As the name implies, Prepaid Expenses represent a prepayment for a future expense. On the other hand, liabilities, equity, and revenue are increased by credits and decreased by debits. Therefore, the amount of prepaid rent that will be presented on the Balance Sheet at the year-end 31 December 2019 amounts to $2,400. This is going to be represented as prepaid rent on balance sheet Prepaid Rent under the Current Assets. Mocha Inc. acquired a new office space on rent on 1 January 2019. As per the agreement with the landlord, they were supposed to pay an advance rent of 2 years . Non-Current Assets, on the other hand, are long-term investments that are likely to continue rendering profits for the company for more than 12 months.
Similar to fixed and variable payments, prepaid rent has different accounting implications under each standard. However, under ASC 842, prepaid rent is included in the measurement of the ROU asset. Hence, it can be seen that prepaid expenses, although different from other classes of current assets, serve the same purpose in providing the required results. Unearned revenue is recorded on a company’s balance sheet as a liability. It is treated as a liability because the revenue has still not been earned and represents products or services owed to a customer. Both are balance sheet accounts, so the transaction does not immediately affect the income statement. The most common types of prepaid expenses are prepaid rent and prepaid insurance.
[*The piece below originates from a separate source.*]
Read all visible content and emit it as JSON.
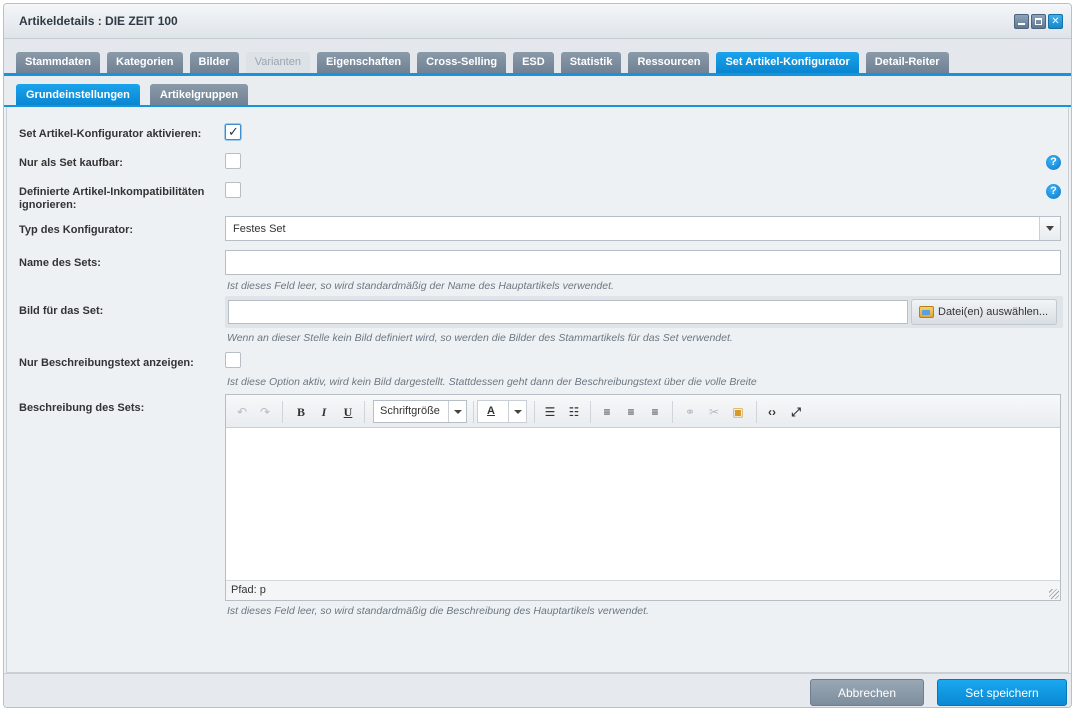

- Merchandise may need to be returned for a variety of reasons, including defects, damages or wrong sizes.
- First, Jill will need to record the initial payment to her attorney for $3,000.
- That money is unearned revenue until you start the work that will earn it.
- In other words, this is the amount of principle that is required to be repaid in the next 12 months.
- In the rent example, the good provided is the physical building.
- Company A signs a one-year lease on a warehouse for $10,000 a month.
At the point when you pay that sum with cash, your cash account goes down for that sum. Examples of Permanent Accounts Asset accounts – asset accounts such as Cash, Accounts Receivable, Inventories, Prepaid Expenses, Furniture and Fixtures, etc. are all permanent accounts. Financial Reporting for Rent Rent payable is part of the “short-term debts” section of a balance sheet, also known as a statement of financial position or report on financial condition. Purchasing prepaid rent increases one asset and decreases another asset . Salaries, wages and expenses don’t appear directly on your balance sheet. However, they affect the numbers on your balance sheet because you’ll have more available in assets if your expenditures are lower.
Author: Andrea Wahbe